[Available data]

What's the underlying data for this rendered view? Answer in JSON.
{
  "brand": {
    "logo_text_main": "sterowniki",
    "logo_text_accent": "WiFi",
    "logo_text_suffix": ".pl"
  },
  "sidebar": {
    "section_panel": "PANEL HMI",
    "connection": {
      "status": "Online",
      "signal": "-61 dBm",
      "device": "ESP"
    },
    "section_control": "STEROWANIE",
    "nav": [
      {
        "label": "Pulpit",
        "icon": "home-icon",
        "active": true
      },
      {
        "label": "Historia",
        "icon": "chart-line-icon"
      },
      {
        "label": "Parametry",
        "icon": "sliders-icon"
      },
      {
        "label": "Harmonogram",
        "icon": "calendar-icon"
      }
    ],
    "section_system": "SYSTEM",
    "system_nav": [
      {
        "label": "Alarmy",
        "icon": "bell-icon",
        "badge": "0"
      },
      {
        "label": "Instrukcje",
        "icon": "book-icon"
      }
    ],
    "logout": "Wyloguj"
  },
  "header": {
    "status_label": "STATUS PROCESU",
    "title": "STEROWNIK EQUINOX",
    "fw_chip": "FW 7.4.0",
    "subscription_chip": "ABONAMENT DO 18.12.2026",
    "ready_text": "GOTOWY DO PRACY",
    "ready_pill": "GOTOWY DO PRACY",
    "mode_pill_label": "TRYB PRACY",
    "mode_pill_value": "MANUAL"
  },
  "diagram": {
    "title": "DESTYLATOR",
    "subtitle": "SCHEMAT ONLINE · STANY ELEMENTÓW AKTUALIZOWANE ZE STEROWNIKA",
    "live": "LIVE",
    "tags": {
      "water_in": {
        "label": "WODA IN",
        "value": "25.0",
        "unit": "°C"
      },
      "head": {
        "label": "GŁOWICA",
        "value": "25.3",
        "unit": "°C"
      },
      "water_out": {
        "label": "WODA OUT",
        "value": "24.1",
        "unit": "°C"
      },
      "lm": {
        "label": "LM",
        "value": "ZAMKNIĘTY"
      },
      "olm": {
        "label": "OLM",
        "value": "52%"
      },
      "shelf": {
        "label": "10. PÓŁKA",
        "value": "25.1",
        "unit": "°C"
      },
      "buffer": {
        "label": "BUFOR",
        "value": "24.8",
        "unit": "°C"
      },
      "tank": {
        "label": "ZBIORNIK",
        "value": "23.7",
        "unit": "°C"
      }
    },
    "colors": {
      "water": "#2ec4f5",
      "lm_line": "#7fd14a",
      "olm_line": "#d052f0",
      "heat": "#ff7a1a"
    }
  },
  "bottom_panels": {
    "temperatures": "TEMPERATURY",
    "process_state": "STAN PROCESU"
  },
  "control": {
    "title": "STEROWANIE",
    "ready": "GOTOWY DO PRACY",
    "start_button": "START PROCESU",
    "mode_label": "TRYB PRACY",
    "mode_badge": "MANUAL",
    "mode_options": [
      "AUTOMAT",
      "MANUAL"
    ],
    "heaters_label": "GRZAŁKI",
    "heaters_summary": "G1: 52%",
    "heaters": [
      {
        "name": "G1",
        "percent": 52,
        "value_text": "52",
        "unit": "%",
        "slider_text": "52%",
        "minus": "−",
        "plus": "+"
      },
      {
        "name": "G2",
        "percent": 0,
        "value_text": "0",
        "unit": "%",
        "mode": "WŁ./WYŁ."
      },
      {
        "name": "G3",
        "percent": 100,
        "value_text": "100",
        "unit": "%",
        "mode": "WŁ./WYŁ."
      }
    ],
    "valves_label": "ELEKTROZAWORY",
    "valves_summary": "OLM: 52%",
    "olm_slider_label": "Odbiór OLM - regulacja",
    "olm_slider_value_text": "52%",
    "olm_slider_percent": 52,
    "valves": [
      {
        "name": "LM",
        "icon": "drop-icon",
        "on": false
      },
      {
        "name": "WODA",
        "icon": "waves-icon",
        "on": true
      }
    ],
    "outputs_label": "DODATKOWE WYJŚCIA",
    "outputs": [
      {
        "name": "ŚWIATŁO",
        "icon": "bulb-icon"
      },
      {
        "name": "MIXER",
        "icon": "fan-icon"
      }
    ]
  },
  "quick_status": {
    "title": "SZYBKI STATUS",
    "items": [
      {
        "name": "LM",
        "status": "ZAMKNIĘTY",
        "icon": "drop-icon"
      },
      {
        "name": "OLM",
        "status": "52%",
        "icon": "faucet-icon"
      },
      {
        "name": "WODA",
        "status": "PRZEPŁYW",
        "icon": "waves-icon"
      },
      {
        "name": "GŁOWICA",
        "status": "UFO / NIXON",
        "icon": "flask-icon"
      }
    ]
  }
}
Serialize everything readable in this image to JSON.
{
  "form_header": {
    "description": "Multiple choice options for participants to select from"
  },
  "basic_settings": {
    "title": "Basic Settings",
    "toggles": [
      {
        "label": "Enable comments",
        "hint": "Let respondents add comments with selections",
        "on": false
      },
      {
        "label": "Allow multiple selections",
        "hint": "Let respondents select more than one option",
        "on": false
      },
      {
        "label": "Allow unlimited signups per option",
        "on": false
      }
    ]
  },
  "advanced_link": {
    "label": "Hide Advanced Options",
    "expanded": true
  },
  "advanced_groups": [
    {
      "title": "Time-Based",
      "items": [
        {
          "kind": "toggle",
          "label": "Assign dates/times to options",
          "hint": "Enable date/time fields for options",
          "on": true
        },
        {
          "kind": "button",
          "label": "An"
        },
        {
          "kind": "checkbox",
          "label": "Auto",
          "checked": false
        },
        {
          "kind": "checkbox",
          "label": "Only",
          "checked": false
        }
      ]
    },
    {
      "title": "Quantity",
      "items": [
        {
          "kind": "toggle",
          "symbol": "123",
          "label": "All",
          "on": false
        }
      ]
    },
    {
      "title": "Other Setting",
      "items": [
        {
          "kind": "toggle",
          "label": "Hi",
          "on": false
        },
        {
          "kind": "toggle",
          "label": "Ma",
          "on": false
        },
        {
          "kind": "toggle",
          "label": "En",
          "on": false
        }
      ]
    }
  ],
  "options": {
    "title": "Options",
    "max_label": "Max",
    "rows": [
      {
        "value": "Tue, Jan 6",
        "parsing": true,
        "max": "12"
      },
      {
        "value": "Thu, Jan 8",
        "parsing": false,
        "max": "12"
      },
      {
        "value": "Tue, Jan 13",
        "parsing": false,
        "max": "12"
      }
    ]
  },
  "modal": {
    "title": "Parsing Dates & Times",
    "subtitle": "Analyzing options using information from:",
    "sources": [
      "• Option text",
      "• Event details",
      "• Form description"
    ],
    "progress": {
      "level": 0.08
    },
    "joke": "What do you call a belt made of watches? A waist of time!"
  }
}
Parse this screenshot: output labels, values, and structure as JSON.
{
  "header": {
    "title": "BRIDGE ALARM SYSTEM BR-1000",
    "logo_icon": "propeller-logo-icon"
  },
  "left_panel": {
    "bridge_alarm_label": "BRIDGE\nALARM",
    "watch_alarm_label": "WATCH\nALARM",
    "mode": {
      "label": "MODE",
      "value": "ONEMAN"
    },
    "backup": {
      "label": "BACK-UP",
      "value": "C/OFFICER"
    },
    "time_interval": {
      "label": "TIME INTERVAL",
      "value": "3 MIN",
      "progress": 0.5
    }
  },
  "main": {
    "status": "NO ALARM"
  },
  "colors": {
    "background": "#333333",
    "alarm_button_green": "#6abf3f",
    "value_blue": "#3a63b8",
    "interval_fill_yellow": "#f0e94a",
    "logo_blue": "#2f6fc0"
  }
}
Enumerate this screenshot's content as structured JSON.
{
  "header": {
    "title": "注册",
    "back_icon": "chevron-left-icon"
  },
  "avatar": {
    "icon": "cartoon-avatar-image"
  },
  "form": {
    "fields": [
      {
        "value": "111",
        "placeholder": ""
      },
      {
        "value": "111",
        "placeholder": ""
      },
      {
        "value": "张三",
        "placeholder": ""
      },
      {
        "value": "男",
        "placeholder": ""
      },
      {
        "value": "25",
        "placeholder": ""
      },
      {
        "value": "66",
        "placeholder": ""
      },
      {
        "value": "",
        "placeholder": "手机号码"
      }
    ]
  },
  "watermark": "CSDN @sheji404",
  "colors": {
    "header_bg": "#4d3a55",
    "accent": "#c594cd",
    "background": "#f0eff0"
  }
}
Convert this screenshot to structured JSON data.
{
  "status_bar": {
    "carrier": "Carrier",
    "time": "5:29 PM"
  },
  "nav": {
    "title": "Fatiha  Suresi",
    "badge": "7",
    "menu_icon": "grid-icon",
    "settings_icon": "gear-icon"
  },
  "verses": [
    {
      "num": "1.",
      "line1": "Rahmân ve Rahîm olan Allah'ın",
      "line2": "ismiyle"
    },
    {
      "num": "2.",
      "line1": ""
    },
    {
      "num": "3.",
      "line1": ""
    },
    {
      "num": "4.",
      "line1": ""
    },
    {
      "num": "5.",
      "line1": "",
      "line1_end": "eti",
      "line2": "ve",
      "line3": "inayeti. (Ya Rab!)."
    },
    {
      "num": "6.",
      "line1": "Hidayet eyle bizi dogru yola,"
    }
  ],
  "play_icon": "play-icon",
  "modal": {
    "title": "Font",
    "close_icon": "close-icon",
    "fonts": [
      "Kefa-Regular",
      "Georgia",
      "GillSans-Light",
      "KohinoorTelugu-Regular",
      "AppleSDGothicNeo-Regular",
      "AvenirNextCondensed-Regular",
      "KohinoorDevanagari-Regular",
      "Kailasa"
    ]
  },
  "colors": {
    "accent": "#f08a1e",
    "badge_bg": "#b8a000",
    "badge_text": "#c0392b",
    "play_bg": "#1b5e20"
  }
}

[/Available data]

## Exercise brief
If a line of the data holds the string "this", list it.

## Response area
What's the underlying data for this rendered view? Answer in JSON.
Serialize everything readable in this image to JSON.
Parse this screenshot: output labels, values, and structure as JSON.
Enumerate this screenshot's content as structured JSON.
Convert this screenshot to structured JSON data.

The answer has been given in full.